Sir Nich. Tufton tendereth several Petitions from the Kentish Clothiers, for Freedom for other Merchants, besides the Merchant Adventurers, to buy coloured Cloths: Which read.

Sir Jo. Savyle: - What will the Issue be, if the Merchant Adventurers take off their Hands, and leave their

Trades? Confusion of Trade following, this main Commodity of Cloth will stick more than now. - Doubteth, if we take away the dyed and coloured Cloths from them, they will give us the white, and not meddle with them.

Sir Edw. Sands: - In Genoa a Company of St. George; now grown so great, as independent of the State.

Sir Edw. Coke: - Nullum simile quatuor pedibus currit.

- Is for the Liberty of Transporting of dyed and dressed Cloths.

Mr. Recorder: - The Question only, whether all Merchants may carryed [a] coloured Cloths to the Places, where the Merchant Adventurers trade. - Is against this. Doubteth this Innovation would grow dangerous to the Commonwealth.

Sir D. Digges : - That the Enlarging coloured Cloth to all Merchants, into the Parts, where the Merchant Adventurers trade, is to take it from them; because; they pay nothing to the Support of the Charges of the Merchant Adventurers.

Mr. Solicitor : - This a Question of great Difficulty.

- Doubteth, this Enlargement will much hinder Trade for Cloths.

Sir Ro. Phillippes: - To make this Enlargement a Probationer, until the next Session; then upon Examination of the Progress, to confirm, and alter, as shall be Cause.

Sir Geor.

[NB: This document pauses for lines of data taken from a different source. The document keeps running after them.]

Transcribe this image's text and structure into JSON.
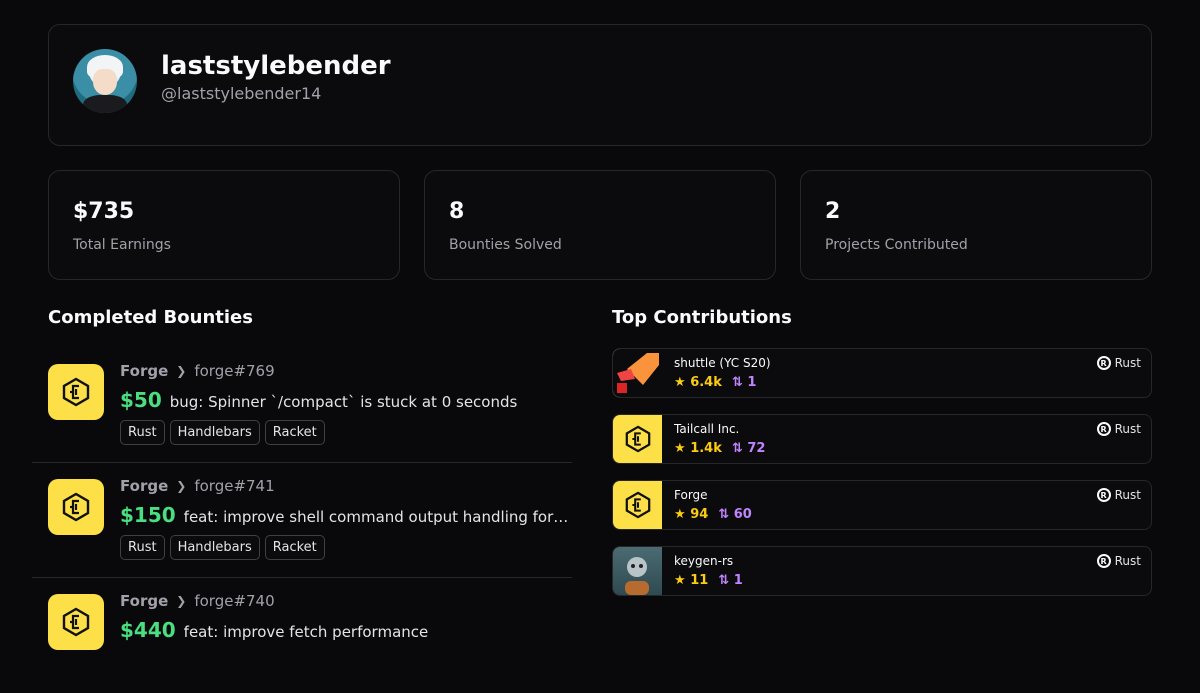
{
  "profile": {
    "name": "laststylebender",
    "handle": "@laststylebender14"
  },
  "stats": [
    {
      "value": "$735",
      "label": "Total Earnings"
    },
    {
      "value": "8",
      "label": "Bounties Solved"
    },
    {
      "value": "2",
      "label": "Projects Contributed"
    }
  ],
  "completed": {
    "title": "Completed Bounties",
    "items": [
      {
        "org": "Forge",
        "issue": "forge#769",
        "amount": "$50",
        "title": "bug: Spinner `/compact` is stuck at 0 seconds",
        "tags": [
          "Rust",
          "Handlebars",
          "Racket"
        ]
      },
      {
        "org": "Forge",
        "issue": "forge#741",
        "amount": "$150",
        "title": "feat: improve shell command output handling for…",
        "tags": [
          "Rust",
          "Handlebars",
          "Racket"
        ]
      },
      {
        "org": "Forge",
        "issue": "forge#740",
        "amount": "$440",
        "title": "feat: improve fetch performance",
        "tags": []
      }
    ]
  },
  "contributions": {
    "title": "Top Contributions",
    "items": [
      {
        "name": "shuttle (YC S20)",
        "stars": "6.4k",
        "prs": "1",
        "lang": "Rust",
        "logo": "shuttle-logo"
      },
      {
        "name": "Tailcall Inc.",
        "stars": "1.4k",
        "prs": "72",
        "lang": "Rust",
        "logo": "forge-logo"
      },
      {
        "name": "Forge",
        "stars": "94",
        "prs": "60",
        "lang": "Rust",
        "logo": "forge-logo"
      },
      {
        "name": "keygen-rs",
        "stars": "11",
        "prs": "1",
        "lang": "Rust",
        "logo": "keygen-avatar"
      }
    ]
  },
  "colors": {
    "accent_green": "#4ade80",
    "star_yellow": "#facc15",
    "pr_purple": "#c084fc",
    "logo_yellow": "#fde047"
  }
}
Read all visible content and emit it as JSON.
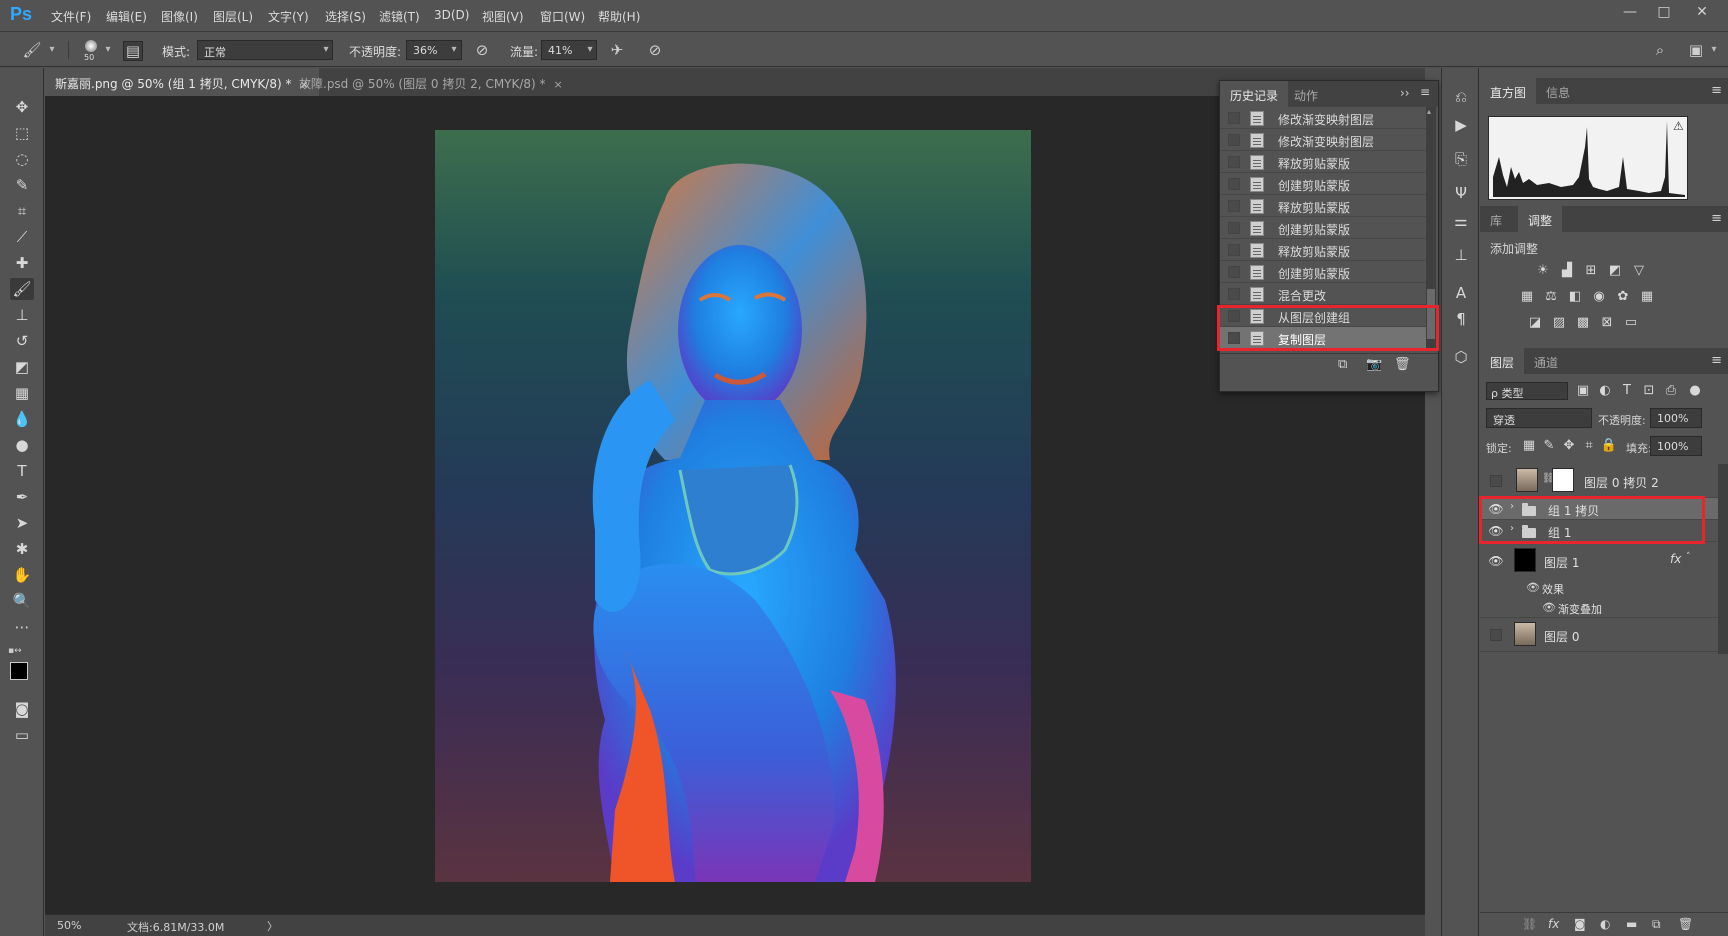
{
  "app": {
    "logo": "Ps"
  },
  "menu": {
    "items": [
      "文件(F)",
      "编辑(E)",
      "图像(I)",
      "图层(L)",
      "文字(Y)",
      "选择(S)",
      "滤镜(T)",
      "3D(D)",
      "视图(V)",
      "窗口(W)",
      "帮助(H)"
    ],
    "window_controls": [
      "—",
      "□",
      "✕"
    ]
  },
  "options": {
    "brush_size": "50",
    "mode_label": "模式:",
    "mode_value": "正常",
    "opacity_label": "不透明度:",
    "opacity_value": "36%",
    "flow_label": "流量:",
    "flow_value": "41%"
  },
  "tabs": [
    {
      "label": "斯嘉丽.png @ 50% (组 1 拷贝, CMYK/8) *",
      "close": "×"
    },
    {
      "label": "故障.psd @ 50% (图层 0 拷贝 2, CMYK/8) *",
      "close": "×"
    }
  ],
  "status": {
    "zoom": "50%",
    "doc": "文档:6.81M/33.0M",
    "arrow": "〉"
  },
  "history_panel": {
    "tabs": [
      "历史记录",
      "动作"
    ],
    "expand_glyph": "››",
    "menu_glyph": "≡",
    "items": [
      "修改渐变映射图层",
      "修改渐变映射图层",
      "释放剪贴蒙版",
      "创建剪贴蒙版",
      "释放剪贴蒙版",
      "创建剪贴蒙版",
      "释放剪贴蒙版",
      "创建剪贴蒙版",
      "混合更改",
      "从图层创建组",
      "复制图层"
    ],
    "selected_index": 10,
    "highlight_color": "#e8242d"
  },
  "histogram_panel": {
    "tabs": [
      "直方图",
      "信息"
    ],
    "warning": "⚠"
  },
  "adjust_panel": {
    "tabs": [
      "库",
      "调整"
    ],
    "title": "添加调整"
  },
  "layers_panel": {
    "tabs": [
      "图层",
      "通道"
    ],
    "filter_label": "ρ 类型",
    "blend_mode": "穿透",
    "opacity_label": "不透明度:",
    "opacity_value": "100%",
    "lock_label": "锁定:",
    "fill_label": "填充:",
    "fill_value": "100%",
    "layers": [
      {
        "name": "图层 0 拷贝 2",
        "visible": false
      },
      {
        "name": "组 1 拷贝",
        "visible": true,
        "selected": true
      },
      {
        "name": "组 1",
        "visible": true
      },
      {
        "name": "图层 1",
        "visible": true,
        "fx": "fx"
      },
      {
        "name": "效果",
        "visible": true
      },
      {
        "name": "渐变叠加",
        "visible": true
      },
      {
        "name": "图层 0",
        "visible": false
      }
    ],
    "footer_icons": [
      "link-icon",
      "fx-icon",
      "mask-icon",
      "adjustment-icon",
      "folder-icon",
      "new-layer-icon",
      "trash-icon"
    ]
  }
}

Chudleighe, - for the Enlargement, so as they be not carried to the Towns, where the Merchant Adventurers carry.

Sir Francis Nethersall, - against this Enlargement.

Sir Edw. Gyles:- - Not now to go to the Question.

Sir Tho. Wentworth: - To defer this till Friday; - and, that the Merchant Adventurers may, in the mean time, give in their Answer, whether they will hold their Trade upon the other Points, or not.

The further Debate and Resolution hereof deferred till Saturday next, Eight Clock; and then to sit as a Committee.

Hopkyns.

Hopkyns' Committee to be on Friday next, Two Clock; and the Petition of his Creditors referred to the same Committee.

Adjournment.

The House adjourned till Friday Morning, Seven Clock: But the Committees, in the mean time, may sit.